'''

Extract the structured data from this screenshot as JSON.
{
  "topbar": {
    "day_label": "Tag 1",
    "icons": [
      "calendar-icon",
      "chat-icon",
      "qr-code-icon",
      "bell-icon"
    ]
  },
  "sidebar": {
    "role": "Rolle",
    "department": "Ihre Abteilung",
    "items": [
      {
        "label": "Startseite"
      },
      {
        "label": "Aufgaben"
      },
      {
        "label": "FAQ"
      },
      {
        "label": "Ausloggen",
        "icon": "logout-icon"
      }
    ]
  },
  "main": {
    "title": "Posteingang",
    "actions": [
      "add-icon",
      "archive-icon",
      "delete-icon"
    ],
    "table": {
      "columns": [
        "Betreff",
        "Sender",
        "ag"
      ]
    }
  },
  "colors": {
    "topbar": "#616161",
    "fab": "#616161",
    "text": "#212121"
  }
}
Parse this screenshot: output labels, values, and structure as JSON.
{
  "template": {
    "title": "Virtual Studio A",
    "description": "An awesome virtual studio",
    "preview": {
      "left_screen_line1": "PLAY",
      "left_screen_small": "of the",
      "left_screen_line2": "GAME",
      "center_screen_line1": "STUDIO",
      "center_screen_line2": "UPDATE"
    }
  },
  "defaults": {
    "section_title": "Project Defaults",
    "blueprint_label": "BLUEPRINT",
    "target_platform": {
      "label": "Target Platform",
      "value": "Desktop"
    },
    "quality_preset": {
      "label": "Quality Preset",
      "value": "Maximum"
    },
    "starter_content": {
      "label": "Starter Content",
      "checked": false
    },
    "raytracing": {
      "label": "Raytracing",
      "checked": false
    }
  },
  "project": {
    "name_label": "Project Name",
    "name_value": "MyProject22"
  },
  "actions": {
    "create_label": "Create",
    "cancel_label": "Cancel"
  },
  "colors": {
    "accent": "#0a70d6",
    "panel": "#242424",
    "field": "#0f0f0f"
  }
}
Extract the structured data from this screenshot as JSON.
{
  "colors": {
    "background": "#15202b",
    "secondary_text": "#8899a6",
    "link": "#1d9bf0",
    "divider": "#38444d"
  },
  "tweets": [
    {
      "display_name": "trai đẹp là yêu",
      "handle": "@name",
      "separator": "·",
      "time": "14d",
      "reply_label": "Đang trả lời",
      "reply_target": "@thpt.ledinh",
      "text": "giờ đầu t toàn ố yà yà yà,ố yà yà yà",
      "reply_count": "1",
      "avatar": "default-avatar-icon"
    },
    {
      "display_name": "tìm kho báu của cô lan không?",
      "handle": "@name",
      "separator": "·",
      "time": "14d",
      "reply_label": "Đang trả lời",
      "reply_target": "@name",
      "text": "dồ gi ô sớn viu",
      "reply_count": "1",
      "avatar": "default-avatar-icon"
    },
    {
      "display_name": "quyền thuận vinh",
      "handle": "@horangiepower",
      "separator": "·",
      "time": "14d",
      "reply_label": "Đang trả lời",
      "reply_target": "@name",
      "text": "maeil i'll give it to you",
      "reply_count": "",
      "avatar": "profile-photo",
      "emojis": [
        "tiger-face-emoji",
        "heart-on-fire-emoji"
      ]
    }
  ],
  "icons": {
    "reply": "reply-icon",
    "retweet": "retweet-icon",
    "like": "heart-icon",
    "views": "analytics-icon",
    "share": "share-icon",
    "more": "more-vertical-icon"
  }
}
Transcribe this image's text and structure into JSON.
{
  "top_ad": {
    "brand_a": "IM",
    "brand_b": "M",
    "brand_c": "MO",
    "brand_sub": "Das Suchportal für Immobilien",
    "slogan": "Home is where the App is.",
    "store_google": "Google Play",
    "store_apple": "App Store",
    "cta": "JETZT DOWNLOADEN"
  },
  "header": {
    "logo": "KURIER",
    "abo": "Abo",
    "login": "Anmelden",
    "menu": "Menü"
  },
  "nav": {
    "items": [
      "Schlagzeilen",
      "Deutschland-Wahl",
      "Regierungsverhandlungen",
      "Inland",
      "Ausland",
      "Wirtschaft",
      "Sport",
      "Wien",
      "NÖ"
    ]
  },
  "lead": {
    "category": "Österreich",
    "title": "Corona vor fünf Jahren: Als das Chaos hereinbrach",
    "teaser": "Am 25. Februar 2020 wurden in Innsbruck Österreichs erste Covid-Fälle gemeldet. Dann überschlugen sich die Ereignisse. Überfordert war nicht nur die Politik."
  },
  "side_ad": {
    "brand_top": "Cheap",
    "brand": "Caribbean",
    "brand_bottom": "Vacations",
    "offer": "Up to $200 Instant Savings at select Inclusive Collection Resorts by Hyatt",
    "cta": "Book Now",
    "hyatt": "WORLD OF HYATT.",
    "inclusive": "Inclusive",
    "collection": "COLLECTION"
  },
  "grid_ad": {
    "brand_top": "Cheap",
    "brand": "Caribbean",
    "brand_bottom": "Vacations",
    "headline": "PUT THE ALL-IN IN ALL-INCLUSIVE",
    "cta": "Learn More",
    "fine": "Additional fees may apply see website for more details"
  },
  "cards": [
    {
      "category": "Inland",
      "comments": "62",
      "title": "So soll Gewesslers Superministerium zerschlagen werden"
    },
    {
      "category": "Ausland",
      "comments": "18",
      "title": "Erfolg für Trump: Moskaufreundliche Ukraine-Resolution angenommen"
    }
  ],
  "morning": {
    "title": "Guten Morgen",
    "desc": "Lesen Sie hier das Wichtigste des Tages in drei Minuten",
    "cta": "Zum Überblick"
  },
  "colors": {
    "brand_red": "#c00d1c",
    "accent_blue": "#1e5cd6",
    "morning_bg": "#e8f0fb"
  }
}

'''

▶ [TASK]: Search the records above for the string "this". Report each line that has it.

▶ [EXERCISE ANSWER]:
Extract the structured data from this screenshot as JSON.
Parse this screenshot: output labels, values, and structure as JSON.
Extract the structured data from this screenshot as JSON.
Transcribe this image's text and structure into JSON.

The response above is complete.